Corporate Team Building Fundamentals: the Wingman Concept


Everyone Needs A Wingman In Combat and in Business

Mutual support, what military teams call the “Wingman” concept, is a collection of teamwork principles that have proven to be highly effective in corporate team building. Mutual support is less about an action item on a checklist as it is a shared “mindfulness” present in each member of the team. This shared mindfulness helps team members remained focused on the mission objective and on the team as a whole, enabling individuals to quickly identify and address productivity-draining Task Saturation. Stay on track throughout the execution phase by focusing on these easy-to-remember concepts–Attitude, Altitude, and Aptitude.

Members of High Performing Teams Support Each Other


Attitude is about mindfulness of self, team, and environment. It’s a personal commitment to assisting your teammates in accomplishing the mission objective and maintaining the team’s, and your own, Situational AwarenessSM, or “SA”. SA is the awareness an individual has of the interconnected actions, the effects of those actions, and how they must be orchestrated on a daily basis. Without a high degree of SA, team members do not possess an image of reality that will empower them to make good choices, take positive actions, or support others in executing toward goals and building high performance teams.
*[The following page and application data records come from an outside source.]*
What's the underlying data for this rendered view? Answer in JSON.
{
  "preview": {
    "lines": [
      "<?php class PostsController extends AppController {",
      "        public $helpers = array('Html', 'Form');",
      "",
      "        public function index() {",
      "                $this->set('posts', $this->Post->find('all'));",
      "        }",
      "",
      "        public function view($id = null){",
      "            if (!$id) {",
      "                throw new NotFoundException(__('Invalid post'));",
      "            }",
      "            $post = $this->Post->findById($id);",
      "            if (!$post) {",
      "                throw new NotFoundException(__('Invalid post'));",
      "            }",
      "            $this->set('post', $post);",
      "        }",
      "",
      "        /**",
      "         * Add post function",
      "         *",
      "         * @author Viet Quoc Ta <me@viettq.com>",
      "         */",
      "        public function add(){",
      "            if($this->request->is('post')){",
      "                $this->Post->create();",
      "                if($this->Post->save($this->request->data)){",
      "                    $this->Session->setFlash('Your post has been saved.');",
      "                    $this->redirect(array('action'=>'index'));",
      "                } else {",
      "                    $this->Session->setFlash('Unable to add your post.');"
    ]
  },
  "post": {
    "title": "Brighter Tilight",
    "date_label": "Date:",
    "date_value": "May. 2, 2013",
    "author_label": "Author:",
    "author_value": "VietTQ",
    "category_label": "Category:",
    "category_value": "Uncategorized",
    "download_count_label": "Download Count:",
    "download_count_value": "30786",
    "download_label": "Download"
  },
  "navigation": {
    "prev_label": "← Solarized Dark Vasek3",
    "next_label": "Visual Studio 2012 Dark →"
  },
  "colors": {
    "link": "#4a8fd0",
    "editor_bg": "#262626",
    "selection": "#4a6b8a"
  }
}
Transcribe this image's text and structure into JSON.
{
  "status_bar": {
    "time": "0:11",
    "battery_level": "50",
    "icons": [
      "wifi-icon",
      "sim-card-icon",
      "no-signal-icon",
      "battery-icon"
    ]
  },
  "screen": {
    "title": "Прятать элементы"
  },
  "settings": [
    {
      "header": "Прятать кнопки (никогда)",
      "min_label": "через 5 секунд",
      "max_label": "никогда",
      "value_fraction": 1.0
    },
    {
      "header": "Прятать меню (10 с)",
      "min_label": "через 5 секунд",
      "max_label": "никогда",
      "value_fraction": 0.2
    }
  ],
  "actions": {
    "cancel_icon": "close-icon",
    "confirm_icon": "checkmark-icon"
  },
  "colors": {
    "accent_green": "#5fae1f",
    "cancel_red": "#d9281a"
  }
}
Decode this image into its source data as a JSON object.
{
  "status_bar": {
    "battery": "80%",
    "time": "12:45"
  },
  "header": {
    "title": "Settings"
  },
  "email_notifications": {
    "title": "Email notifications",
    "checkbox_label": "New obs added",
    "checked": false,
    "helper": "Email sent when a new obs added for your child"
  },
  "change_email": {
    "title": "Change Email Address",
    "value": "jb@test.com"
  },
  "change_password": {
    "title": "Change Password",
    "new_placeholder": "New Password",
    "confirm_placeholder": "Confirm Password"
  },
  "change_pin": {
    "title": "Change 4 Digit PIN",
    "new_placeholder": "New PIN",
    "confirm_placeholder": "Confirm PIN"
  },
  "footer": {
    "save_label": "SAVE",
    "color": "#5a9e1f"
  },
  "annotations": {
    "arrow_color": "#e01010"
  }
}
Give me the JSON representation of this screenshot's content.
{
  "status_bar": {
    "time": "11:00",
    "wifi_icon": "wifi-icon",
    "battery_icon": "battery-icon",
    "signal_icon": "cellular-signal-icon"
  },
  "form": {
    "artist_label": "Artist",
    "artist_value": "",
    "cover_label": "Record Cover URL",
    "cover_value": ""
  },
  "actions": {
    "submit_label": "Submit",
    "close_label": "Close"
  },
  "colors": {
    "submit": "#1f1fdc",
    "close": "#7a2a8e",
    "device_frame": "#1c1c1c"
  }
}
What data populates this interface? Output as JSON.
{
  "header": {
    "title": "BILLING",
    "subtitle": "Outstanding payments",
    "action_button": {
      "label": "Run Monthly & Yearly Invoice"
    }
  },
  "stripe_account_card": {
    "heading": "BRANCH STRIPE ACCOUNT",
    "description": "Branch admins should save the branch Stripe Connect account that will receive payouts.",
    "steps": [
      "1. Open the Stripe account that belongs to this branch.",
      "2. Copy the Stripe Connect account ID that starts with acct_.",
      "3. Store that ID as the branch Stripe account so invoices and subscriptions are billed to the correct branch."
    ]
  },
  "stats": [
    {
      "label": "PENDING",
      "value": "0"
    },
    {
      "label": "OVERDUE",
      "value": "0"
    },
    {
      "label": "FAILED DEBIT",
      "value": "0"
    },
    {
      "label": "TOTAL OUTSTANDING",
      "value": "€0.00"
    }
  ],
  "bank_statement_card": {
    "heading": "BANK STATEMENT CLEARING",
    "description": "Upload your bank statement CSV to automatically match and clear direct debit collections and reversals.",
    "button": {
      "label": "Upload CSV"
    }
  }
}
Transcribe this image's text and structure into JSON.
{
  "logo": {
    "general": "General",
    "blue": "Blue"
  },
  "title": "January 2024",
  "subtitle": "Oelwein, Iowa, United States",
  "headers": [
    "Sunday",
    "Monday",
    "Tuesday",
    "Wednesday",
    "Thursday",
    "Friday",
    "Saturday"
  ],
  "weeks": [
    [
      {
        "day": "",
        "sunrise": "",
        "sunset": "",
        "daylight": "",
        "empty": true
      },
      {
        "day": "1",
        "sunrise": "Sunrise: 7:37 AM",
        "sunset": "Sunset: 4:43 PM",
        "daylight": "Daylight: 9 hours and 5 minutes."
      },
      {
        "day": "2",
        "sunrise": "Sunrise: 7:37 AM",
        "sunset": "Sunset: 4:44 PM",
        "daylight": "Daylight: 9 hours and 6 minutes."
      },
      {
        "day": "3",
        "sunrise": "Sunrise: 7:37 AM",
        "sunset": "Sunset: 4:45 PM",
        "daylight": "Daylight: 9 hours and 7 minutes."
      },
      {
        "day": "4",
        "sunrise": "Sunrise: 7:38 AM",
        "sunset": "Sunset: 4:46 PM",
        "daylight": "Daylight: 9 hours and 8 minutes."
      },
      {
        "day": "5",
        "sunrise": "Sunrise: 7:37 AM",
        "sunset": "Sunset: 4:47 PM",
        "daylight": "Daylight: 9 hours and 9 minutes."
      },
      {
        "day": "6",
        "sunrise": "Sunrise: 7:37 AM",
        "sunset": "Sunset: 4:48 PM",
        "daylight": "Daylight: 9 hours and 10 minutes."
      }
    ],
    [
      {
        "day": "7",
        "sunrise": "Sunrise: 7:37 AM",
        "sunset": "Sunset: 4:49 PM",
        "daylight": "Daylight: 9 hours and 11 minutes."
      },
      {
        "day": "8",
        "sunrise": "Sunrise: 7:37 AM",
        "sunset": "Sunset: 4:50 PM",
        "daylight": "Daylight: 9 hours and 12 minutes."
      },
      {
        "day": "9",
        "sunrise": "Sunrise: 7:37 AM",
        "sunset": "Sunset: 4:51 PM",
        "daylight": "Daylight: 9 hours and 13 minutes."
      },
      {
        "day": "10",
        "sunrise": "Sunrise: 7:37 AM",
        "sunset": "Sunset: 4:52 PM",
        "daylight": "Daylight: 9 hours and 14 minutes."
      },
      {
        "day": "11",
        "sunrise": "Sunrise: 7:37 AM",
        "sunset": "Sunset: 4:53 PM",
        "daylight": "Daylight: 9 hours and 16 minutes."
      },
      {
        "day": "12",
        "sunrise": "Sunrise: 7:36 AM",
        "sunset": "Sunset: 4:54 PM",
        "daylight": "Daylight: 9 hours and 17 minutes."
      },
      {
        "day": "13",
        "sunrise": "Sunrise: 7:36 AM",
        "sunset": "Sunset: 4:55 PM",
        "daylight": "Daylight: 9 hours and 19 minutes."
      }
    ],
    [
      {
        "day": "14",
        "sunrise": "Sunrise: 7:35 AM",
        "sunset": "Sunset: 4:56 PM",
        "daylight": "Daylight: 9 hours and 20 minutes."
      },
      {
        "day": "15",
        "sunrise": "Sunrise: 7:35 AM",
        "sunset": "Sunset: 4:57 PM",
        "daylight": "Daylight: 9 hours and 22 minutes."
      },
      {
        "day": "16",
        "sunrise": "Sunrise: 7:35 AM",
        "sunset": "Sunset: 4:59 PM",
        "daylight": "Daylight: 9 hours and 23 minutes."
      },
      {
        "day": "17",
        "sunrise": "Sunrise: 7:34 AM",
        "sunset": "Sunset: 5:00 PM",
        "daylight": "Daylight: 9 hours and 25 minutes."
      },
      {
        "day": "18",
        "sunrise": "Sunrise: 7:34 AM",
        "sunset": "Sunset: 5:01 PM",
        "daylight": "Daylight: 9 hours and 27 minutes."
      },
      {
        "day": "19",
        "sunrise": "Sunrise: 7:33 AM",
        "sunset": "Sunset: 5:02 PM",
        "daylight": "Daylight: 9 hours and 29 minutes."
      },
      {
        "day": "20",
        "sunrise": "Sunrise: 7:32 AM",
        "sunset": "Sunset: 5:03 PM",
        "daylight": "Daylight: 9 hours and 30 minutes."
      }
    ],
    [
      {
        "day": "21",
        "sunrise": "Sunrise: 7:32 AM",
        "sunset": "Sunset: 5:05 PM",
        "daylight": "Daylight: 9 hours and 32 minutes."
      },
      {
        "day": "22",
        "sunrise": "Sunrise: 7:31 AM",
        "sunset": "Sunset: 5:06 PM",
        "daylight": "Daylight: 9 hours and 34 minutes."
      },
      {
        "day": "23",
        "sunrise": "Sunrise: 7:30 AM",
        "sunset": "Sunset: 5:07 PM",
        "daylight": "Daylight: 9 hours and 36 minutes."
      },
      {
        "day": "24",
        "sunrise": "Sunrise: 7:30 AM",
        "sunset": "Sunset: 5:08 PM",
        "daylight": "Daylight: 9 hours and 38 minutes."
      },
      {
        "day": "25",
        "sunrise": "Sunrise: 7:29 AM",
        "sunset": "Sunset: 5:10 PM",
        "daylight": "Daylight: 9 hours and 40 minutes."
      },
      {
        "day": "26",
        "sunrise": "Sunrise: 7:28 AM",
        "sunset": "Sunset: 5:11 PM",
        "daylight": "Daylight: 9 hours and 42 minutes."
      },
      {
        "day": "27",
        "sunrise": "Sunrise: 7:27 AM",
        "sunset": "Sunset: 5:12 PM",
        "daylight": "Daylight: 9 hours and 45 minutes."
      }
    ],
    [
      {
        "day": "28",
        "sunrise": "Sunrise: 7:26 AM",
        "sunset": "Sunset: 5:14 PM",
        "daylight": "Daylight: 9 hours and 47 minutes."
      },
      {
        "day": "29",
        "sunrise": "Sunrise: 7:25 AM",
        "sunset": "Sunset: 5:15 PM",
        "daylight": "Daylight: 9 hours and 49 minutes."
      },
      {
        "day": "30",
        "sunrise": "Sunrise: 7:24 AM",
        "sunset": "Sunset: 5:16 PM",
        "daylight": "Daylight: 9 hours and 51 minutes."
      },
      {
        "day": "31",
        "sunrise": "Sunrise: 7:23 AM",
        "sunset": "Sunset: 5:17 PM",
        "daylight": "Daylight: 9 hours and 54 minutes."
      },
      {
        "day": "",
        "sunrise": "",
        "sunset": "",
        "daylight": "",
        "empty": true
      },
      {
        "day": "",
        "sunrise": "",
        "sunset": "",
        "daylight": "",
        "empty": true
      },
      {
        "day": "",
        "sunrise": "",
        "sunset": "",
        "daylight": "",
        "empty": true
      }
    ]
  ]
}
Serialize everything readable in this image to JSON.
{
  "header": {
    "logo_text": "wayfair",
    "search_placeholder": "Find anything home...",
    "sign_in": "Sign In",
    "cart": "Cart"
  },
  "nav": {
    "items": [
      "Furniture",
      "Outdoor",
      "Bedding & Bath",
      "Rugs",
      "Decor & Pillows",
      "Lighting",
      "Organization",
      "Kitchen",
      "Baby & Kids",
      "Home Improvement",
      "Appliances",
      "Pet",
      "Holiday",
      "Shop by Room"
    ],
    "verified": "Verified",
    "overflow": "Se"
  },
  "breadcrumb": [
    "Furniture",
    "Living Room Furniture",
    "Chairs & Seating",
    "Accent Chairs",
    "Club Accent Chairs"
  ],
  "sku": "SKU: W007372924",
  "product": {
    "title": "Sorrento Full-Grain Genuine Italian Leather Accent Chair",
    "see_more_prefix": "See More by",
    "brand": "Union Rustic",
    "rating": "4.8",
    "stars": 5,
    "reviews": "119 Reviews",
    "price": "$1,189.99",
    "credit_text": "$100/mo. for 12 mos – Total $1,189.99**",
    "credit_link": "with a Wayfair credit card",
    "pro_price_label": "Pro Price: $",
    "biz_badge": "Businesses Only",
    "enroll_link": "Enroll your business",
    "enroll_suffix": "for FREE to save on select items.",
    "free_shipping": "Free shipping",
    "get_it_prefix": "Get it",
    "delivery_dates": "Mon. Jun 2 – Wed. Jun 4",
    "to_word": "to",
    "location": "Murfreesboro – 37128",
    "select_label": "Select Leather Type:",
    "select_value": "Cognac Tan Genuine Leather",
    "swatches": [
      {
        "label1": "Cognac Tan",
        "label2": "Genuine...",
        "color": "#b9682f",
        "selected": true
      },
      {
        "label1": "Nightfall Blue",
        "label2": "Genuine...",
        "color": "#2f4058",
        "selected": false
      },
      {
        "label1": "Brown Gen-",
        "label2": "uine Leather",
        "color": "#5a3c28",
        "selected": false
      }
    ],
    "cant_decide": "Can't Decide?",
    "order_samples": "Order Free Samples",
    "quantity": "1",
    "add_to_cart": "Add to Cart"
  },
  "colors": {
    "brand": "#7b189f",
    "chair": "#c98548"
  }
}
In aviation, attitude refers to an aircraft’s complex relation to its surroundings. Likewise, attitude also relates to an individual’s personal responsibilities to developing and maintaining SA within the team. SA failures occur every day in every kind of organization. You can likely recall an occasion or two when obvious threats to mission success emerged that no one seemed to notice until it was too late, or when someone had knowledge of a threat but was reluctant to draw attention to it or simply assumed others already knew about it. Attitude is as much a personal commitment to building good team SA as it is to building personal SA.


Altitude is a slightly more obvious aviation analogy. A military jet fighter at 30,000 feet is fully mission capable. The pilot can do all the things he or she needs to do to carry out their mission. At 3000 feet, the pilot must increase efforts to avoid hitting the ground, having a negative impact on the pilot’s mission capability as they now have to begin focusing attention there. Below 1000, attention is diverted from all areas that do not immediately serve to prevent hitting the ground. At this point, the pilot has become “mission incapable.” This demonstrates two phenomena:

When we become Task Saturated, we become less effective. We can only respond to those issues that are immediately present or pose an imminent demand or danger.

Functioning at low altitude degrades SA. The closer the fighter jet is to the ground, the less the pilot can see of his environment. He or she will need to gain altitude before regaining a vantage point on the current environment or “image of reality.”

Becoming Task Saturated at a low altitude is not uncommon and can even be unavoidable at times. It’s tough to overcome Task Saturation and gain altitude as an individual, but as discussed above, an individual is not a team. If one team member is flying at 1000 feet, what about the other team members that are flying at 30,000 feet? Those team members have a greater mission capability and a better view and should offer assistance to team members at 1000 feet for the betterment of the whole team. This creates a team that performs at a higher level as it is functioning to support each member in order to create and maintain successful teams.


When you find yourself in a foreign environment, one might tend to lean toward caution as you become adjusted to your surroundings. After a short while, you become more comfortable and less cautious–which can have a lasting, negative impact on your mission. Once focus and attention to detail subside in a relatively unknown environment, the initial caution that compensated for your lack of experience or skill in that realm is no longer sufficient and you risk mission success.

Where might this issue be occurring in your organization? Where is the notional “Aptitude” level below the level of skill and experience? Aptitude issues can be remedied through mindfulness and training around these concepts.

Successful Teams Have to be Built, and That Takes Time

Build Mutual Support and You’re Half-Way There

It’s all about being a good “Wingman”–mission first, team always, self last. A team member that puts the team’s success before their own shows the individual leadership qualities that comprise a high-performing team. If you can build Mutual Support within your team, you’ve won 50% of the fight.